Continued overfishing and climate change are putting pressure on the ocean and damaging its ability to sustain ocean life, ultimately endangering our own well-being. At the same time, huge inequities exist among who can access those benefits and who pays the highest price for the exploitation of those benefits.
At the Packard Foundation, we envision a just and equitable world where both people and nature flourish. It is our mission to work with people and communities to create enduring solutions for just societies and a healthy, resilient natural world.
Enduring solutions account for the interconnectedness between the future of people and the health of our natural environment. These solutions address the root causes of the complex challenges facing the ocean and embrace the identities, values, and lived experiences of all people.
Many of these solutions already exist – we just need to act on them.
Here are four ways in which these solutions are already making progress:
Protect and restore marine and coastal ecosystems
Around the world, the ocean offers millions of people their primary source of protein. It also supports the livelihoods of hundreds of millions of people. Each of us depends on a vibrant and healthy ocean – no matter what corner of the world we call home.
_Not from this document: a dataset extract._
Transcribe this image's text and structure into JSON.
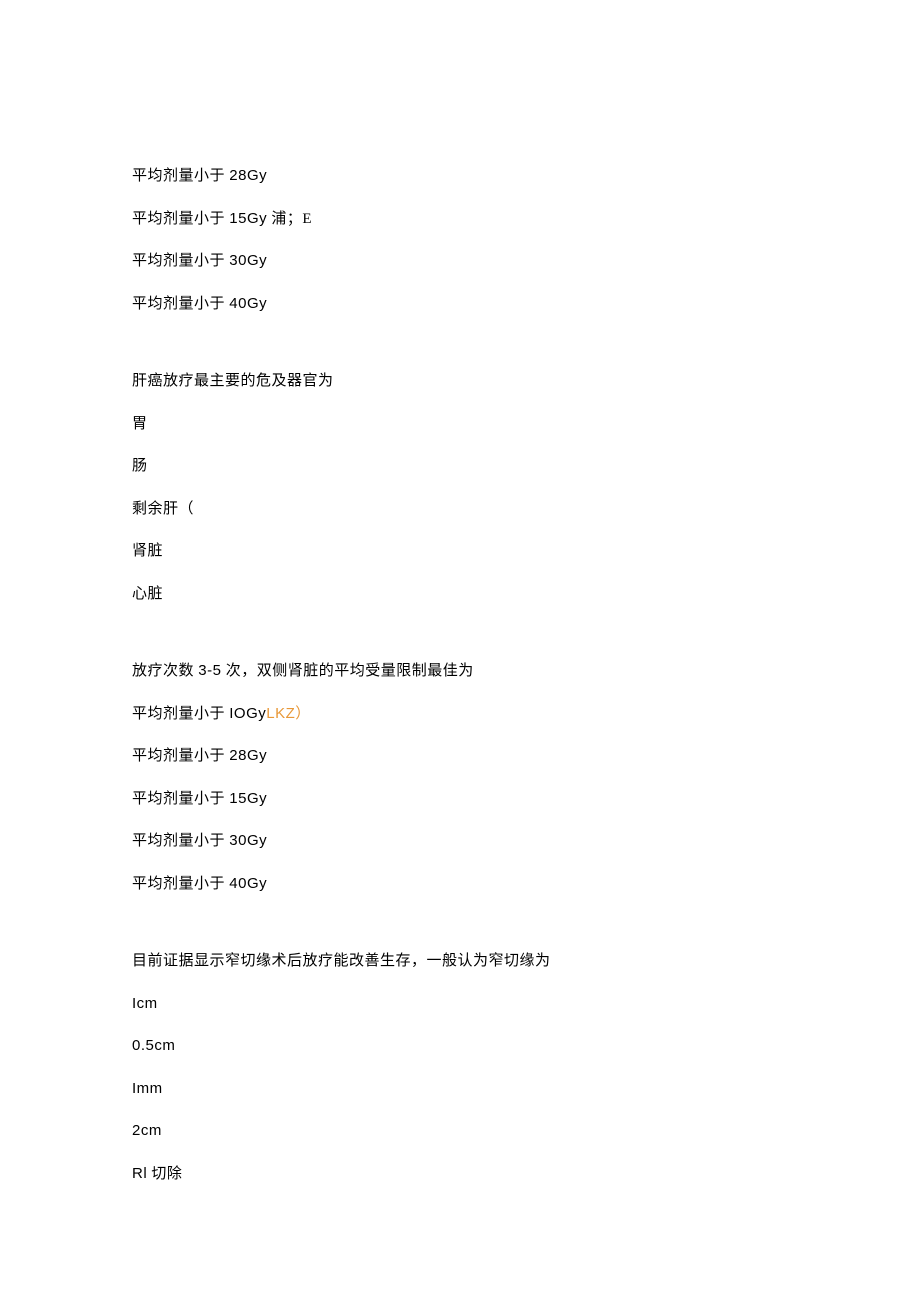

This is because the ocean also helps regulate the earth’s climate by absorbing heat and carbon dioxide (CO2) from the atmosphere.
The Packard Foundation supports partners around the world to champion the health of the ocean and its benefits to people. One of those partners is Nuiwari, which is working with communities in western coastal Mexico to raise their voices about the impact proposed development projects could have on their livelihoods and cultural heritage:
Better understand how climate change is affecting the ocean and local communities
The ocean absorbs about 30 percent of carbon dioxide produced by humans, buffering us from the worst impacts of climate change.
Meanwhile, carbon emissions from human activities cause ocean warming, acidification, and oxygen loss. The ocean has also absorbed more than 90 percent of the excess heat in our atmosphere.
Now, record high ocean temperatures result in widespread marine heatwaves that harm ocean ecosystems and their ability to support marine biodiversity and human communities.
The Packard Foundation supports grantee partners to better understand how the ocean can protect us all from climate change. We need diverse approaches to make this a reality.
Watch this trailer of our partner Azul’s new film about the need for ocean climate action to deliver climate mitigation, coastal community resilience, and more:
End overfishing, illegal, unreported and unregulated (IUU) fishing, and other destructive fishing practices
According to the UN Food and Agriculture Organization, illegal, unreported and unregulated fishing activities are responsible for the loss of 11–26 million tons of fish each year, which is estimated to have an economic value of $10–23 billion USD.
Nearly 90 percent of fish stocks around the world are fully exploited or overfished, and an estimated 1 in every 5 fish caught comes from IUU fishing. When these fish end up on our plates, we are unwitting accomplices in unsustainable and often criminal practices, including human rights violations and labor abuses, that not only harm people today, but also put our future well-being and the sustainability of our planet at risk.
The Packard Foundation works with partners around the world to better understand human activity at sea, highlight injustices, and promote action to enable fair and sustainable use of our ocean. Learn more about why we must embed human rights into ocean conservation work:
Use science and technology to improve ocean health
The deep sea is the final frontier for ocean science. Over 80 percent of our ocean has yet to be explored and mapped. To date, researchers have identified and described nearly 226,000 marine species – less than a third of the total number of majestic and microscopic marine species estimated to call the ocean home.
Our founders, David and Lucile Packard, firmly believed in the power of science to improve people’s lives and restore the planet’s health. The Packard Foundation’s long-standing ocean conservation investments have transformed what we know about our changing ocean and how we interact with it.
This has included the development of technologies for ocean exploration, working to better understand how natural ocean systems operate and how they respond to change, and sharing the knowledge gained, solutions devised, and the technology developed with others.
Learn more about how our partners at the Monterey Bay Aquarium Research Institute (MBARI) are using autonomous underwater robots to sample tiny bits of genetic material to detect the presence of marine species: